[Opening EXTRACTED DATA section]

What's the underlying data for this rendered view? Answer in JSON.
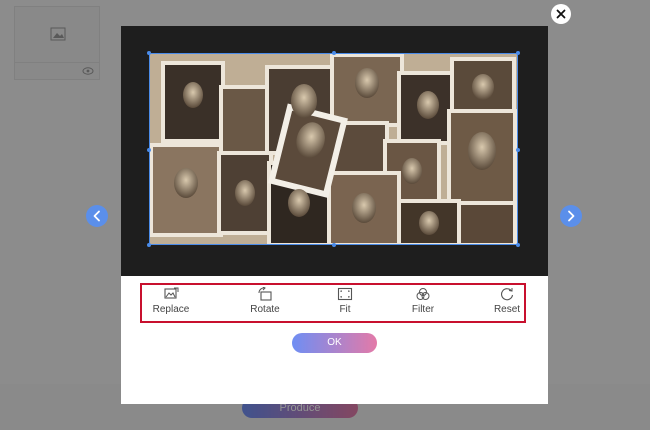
{
  "background": {
    "produce_label": "Produce"
  },
  "dialog": {
    "tools": [
      {
        "label": "Replace",
        "icon": "replace-icon"
      },
      {
        "label": "Rotate",
        "icon": "rotate-icon"
      },
      {
        "label": "Fit",
        "icon": "fit-icon"
      },
      {
        "label": "Filter",
        "icon": "filter-icon"
      },
      {
        "label": "Reset",
        "icon": "reset-icon"
      }
    ],
    "ok_label": "OK",
    "image_alt": "Sepia photo collage",
    "close_icon": "close-icon",
    "prev_icon": "chevron-left-icon",
    "next_icon": "chevron-right-icon"
  },
  "colors": {
    "accent": "#4a8be8",
    "highlight": "#c8102e",
    "gradient_start": "#6f8ef3",
    "gradient_end": "#e37aa8"
  }
}
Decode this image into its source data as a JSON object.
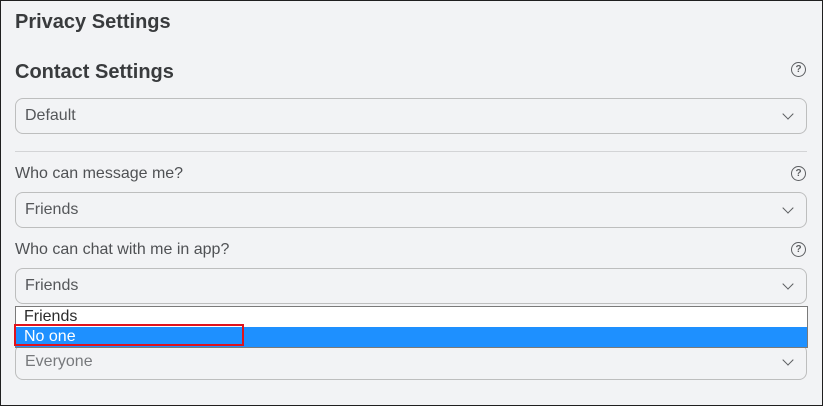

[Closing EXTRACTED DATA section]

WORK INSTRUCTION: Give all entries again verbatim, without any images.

ANSWER AREA:
What's the underlying data for this rendered view? Answer in JSON.
{
  "background": {
    "produce_label": "Produce"
  },
  "dialog": {
    "tools": [
      {
        "label": "Replace",
        "icon": "replace-icon"
      },
      {
        "label": "Rotate",
        "icon": "rotate-icon"
      },
      {
        "label": "Fit",
        "icon": "fit-icon"
      },
      {
        "label": "Filter",
        "icon": "filter-icon"
      },
      {
        "label": "Reset",
        "icon": "reset-icon"
      }
    ],
    "ok_label": "OK",
    "image_alt": "Sepia photo collage",
    "close_icon": "close-icon",
    "prev_icon": "chevron-left-icon",
    "next_icon": "chevron-right-icon"
  },
  "colors": {
    "accent": "#4a8be8",
    "highlight": "#c8102e",
    "gradient_start": "#6f8ef3",
    "gradient_end": "#e37aa8"
  }
}
Decode this image into its source data as a JSON object.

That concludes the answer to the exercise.